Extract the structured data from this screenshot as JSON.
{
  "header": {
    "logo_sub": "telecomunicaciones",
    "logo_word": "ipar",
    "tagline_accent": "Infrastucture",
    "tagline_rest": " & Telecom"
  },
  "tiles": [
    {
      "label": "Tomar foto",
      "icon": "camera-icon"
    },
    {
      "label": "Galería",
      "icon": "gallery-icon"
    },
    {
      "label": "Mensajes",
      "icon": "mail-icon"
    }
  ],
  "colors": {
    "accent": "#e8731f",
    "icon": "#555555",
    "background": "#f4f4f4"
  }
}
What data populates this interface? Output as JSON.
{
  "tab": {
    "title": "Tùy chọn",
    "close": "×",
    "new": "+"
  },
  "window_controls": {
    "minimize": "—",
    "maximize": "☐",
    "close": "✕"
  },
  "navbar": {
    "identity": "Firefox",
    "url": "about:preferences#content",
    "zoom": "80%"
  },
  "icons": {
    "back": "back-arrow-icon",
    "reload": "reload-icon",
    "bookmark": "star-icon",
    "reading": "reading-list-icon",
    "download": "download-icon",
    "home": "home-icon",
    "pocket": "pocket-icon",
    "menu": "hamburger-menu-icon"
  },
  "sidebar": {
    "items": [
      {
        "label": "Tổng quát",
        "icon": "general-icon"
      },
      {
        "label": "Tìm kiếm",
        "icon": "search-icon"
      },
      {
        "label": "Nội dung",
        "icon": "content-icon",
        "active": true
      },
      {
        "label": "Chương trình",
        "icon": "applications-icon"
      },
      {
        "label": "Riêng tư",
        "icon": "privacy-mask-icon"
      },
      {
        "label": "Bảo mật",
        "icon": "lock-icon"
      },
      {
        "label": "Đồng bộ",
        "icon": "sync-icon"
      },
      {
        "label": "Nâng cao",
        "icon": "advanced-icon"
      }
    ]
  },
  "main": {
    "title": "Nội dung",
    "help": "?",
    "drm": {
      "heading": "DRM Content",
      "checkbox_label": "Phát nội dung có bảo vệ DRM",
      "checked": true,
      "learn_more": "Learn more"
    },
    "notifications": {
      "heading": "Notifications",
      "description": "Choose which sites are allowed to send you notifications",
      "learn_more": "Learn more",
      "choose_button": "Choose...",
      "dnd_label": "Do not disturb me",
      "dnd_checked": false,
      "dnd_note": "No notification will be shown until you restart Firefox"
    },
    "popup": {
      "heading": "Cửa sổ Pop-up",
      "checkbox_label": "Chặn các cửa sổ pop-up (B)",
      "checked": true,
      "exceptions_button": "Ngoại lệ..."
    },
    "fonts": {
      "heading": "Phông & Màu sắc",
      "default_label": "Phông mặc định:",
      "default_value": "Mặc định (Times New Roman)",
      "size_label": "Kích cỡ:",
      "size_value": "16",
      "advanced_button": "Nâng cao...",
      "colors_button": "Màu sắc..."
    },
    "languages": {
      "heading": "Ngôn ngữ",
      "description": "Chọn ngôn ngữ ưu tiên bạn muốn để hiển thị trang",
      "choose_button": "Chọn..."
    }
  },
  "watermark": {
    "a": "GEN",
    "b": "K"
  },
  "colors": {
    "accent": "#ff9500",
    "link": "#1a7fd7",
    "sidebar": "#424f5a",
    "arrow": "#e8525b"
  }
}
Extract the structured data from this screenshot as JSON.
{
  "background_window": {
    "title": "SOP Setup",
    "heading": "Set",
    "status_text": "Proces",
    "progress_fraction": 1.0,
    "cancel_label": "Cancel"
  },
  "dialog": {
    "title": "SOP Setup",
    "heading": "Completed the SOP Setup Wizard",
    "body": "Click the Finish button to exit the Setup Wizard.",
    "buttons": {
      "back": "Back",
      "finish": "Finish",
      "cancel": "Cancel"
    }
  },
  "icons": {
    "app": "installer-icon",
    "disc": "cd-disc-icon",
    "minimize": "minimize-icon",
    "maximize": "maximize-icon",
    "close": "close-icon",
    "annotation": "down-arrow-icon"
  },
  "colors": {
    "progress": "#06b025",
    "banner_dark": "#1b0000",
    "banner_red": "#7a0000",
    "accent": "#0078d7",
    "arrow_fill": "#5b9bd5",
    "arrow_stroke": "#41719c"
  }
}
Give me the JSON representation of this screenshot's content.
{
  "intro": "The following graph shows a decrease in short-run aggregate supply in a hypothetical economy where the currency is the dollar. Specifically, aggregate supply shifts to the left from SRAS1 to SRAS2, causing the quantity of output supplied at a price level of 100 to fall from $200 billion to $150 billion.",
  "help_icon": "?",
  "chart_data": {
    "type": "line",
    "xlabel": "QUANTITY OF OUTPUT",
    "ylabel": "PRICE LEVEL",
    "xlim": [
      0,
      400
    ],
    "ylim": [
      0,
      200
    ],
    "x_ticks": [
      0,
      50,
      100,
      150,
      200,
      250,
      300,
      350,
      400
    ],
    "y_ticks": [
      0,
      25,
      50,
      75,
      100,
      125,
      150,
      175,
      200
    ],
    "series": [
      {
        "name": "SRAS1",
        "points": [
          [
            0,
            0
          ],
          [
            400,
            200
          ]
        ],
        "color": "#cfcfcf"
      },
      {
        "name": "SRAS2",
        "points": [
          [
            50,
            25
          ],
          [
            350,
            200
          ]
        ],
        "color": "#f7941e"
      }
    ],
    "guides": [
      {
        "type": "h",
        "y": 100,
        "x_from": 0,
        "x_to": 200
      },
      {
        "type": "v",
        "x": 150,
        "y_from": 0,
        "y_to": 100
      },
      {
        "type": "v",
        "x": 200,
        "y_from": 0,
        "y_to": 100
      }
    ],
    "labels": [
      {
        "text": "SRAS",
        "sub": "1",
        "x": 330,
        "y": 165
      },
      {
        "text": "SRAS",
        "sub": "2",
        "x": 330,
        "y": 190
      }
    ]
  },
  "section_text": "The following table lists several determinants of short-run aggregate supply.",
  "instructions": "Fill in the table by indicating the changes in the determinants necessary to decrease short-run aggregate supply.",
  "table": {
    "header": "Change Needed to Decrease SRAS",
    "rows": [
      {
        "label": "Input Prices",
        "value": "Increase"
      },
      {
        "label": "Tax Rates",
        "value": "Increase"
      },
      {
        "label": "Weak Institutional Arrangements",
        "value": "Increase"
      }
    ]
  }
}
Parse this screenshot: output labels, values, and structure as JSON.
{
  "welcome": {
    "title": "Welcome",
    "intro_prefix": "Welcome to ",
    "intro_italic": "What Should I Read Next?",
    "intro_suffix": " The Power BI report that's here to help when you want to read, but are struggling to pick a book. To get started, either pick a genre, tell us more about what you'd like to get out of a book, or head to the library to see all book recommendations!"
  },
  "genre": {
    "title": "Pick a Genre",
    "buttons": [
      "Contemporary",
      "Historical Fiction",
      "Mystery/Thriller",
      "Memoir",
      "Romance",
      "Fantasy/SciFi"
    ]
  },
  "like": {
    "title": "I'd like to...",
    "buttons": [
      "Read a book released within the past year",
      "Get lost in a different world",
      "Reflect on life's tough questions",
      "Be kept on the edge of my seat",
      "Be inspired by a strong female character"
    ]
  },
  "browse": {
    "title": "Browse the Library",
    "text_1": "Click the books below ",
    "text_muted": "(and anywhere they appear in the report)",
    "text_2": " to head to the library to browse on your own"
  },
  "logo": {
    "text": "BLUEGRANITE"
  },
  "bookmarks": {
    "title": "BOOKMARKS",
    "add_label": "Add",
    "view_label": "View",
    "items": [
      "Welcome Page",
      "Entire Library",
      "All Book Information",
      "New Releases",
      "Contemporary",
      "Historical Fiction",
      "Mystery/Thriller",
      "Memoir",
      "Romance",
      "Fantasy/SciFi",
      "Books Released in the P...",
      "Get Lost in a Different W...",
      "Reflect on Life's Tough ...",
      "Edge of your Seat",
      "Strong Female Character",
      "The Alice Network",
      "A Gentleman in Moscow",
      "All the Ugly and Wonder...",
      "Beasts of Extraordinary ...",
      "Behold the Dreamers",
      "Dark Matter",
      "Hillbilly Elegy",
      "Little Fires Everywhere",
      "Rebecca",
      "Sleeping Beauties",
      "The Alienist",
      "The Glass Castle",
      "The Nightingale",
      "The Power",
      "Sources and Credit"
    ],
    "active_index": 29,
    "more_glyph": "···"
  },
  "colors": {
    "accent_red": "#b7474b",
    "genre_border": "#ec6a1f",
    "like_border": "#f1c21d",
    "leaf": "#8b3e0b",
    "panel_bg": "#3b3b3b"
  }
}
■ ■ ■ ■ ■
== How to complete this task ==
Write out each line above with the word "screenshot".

== Answer area ==
Extract the structured data from this screenshot as JSON.
Extract the structured data from this screenshot as JSON.
Give me the JSON representation of this screenshot's content.
Parse this screenshot: output labels, values, and structure as JSON.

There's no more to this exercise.